‘But did you know that it was going to spread and become a pandemic?’ Jiang answered instead. 

The president said she needed to do her research. 

‘I did my research,’ Jiang said. ‘On the 23rd of March you said you knew this was going to be a pandemic, well before the [World Health Organization.] So did you know it was going to spread?’ 

Trump said that he ‘did know it.’  

‘All – anybody knew it. Just – are you ready? How many cases were in the United States when I did my ban? How many people had died in the United States?’ Trump continued to ask. 

When Jiang took that to mean that he didn’t think it was going to spread, Trump laid into her. 

‘Keep your voice down, please,’ he told her ‘Keep your voice down.’ 

In an interview with The New York Post last week, Trump said neither Jiang nor her colleague Paula Reid were a ‘Donna Reed.’  

‘It wasn’t Donna Reed, I can tell you that,’ Trump said, referring to the the mom in an eponymous family TV sitcom of the ’50s and ’60s. 

President Trump told a female reporter on Sunday to 'keep your voice down' and 'just relax' when she asked him why he didn't sound the alarm sooner that the coronavirus was spreading like wildfire

President Trump told a female reporter on Sunday to ‘keep your voice down’ and ‘just relax’ when she asked him why he didn’t sound the alarm sooner that the coronavirus was spreading like wildfire 

CBS News' Weijia Jiang pointed to the president's comments - that he was 'angry' that the U.S. wasn't informed sooner about coronavirus - when asking why he didn't warn the American people sooner about the pandemic

CBS News’ Weijia Jiang pointed to the president’s comments – that he was ‘angry’ that the U.S. wasn’t informed sooner about coronavirus – when asking why he didn’t warn the American people sooner about the pandemic 

Jiang detailed the encounter on Twitter Sunday, commenting that the president had told her to 'relax'

Jiang detailed the encounter on Twitter Sunday, commenting that the president had told her to ‘relax’  

In late April, President Trump abruptly cut off one of his coronavirus press briefings without taking any questions from the press shortly after Collins refused to move to the back of the room.

Collins said she was asked by White House officials to swap seats with another reporter several rows behind her, minutes before Trump’s briefing on Friday afternoon.

Reporters’ seats are assigned in advance through the White House Correspondents Association, and major TV networks, such as CNN, have front row seats. 

Collins cited the WHCA guidelines and refused to switch seats with Washington Blade’s Chris Johnson, who was sitting in the sixth row and who also refused to move. A White House official then suggested the Secret Service would get involved if they didn’t swap seats, although no action was taken. 

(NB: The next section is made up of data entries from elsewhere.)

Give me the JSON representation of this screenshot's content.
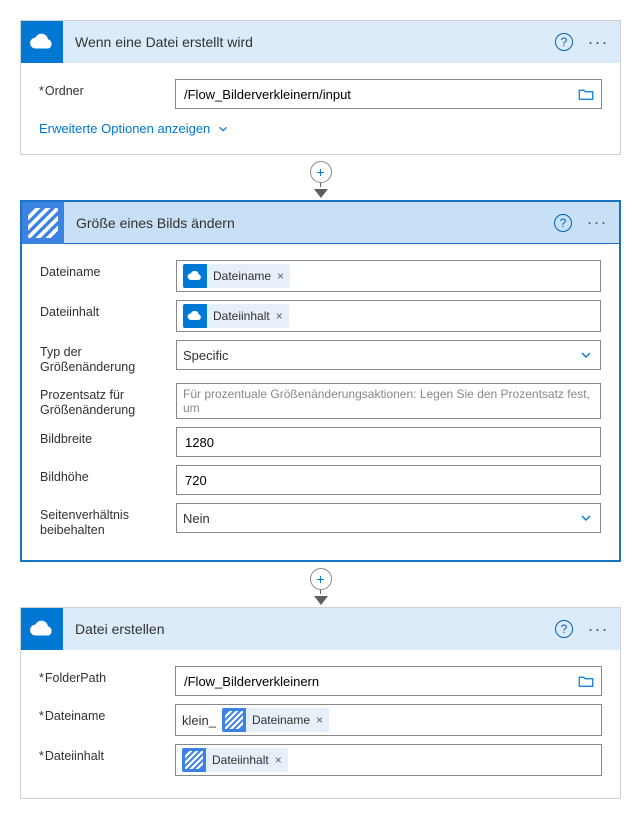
{
  "card1": {
    "title": "Wenn eine Datei erstellt wird",
    "folder_label": "Ordner",
    "folder_value": "/Flow_Bilderverkleinern/input",
    "advanced": "Erweiterte Optionen anzeigen"
  },
  "card2": {
    "title": "Größe eines Bilds ändern",
    "filename_label": "Dateiname",
    "filename_token": "Dateiname",
    "filecontent_label": "Dateiinhalt",
    "filecontent_token": "Dateiinhalt",
    "resizetype_label": "Typ der Größenänderung",
    "resizetype_value": "Specific",
    "percent_label": "Prozentsatz für Größenänderung",
    "percent_placeholder": "Für prozentuale Größenänderungsaktionen: Legen Sie den Prozentsatz fest, um",
    "width_label": "Bildbreite",
    "width_value": "1280",
    "height_label": "Bildhöhe",
    "height_value": "720",
    "aspect_label": "Seitenverhältnis beibehalten",
    "aspect_value": "Nein"
  },
  "card3": {
    "title": "Datei erstellen",
    "folderpath_label": "FolderPath",
    "folderpath_value": "/Flow_Bilderverkleinern",
    "filename_label": "Dateiname",
    "filename_prefix": "klein_",
    "filename_token": "Dateiname",
    "filecontent_label": "Dateiinhalt",
    "filecontent_token": "Dateiinhalt"
  }
}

Moments later, Trump entered the room for the briefing but cut it short after 22 minutes, failing to take any questions from the press. 

The day before that briefing, Trump had a spat with Collins as he addressed a question from another reporter about Kim Jong Un’s health status, as reports circulated the North Korean dictator was near death.

When Collins tried to follow up with her own question, Trump cut her off, saying: ‘No, that’s enough. The problem is, you don’t write the truth.’ 

Collins tried to interject, but Trump said: ‘No, not CNN. I told you, CNN is fake news. Don’t talk to me.’ 

It seems Thursday’s altercation played into Friday’s incident when the White House tried to move Collins to the back of the room.  

However, the White House does not control press seating.  

It is handled by the WHCA and is seating is determined by the news outlet’s size.        

Kaitlan Collins, CNN's White House Correspondent, said she was asked by White House officials to swap seats with another reporter several rows back minutes before Trump's briefing on Friday afternoon

Kaitlan Collins, CNN’s White House Correspondent, said she was asked by White House officials to swap seats with another reporter several rows back minutes before Trump’s briefing on Friday afternoon

Kaitlin Collins, circled, had a front row seat at that April 24 briefing

Kaitlin Collins, circled, had a front row seat at that April 24 briefing

Trump left the briefing after 22 minutes, refusing to take questions from the media

Trump left the briefing after 22 minutes, refusing to take questions from the media 

 



Read more at DailyMail.co.uk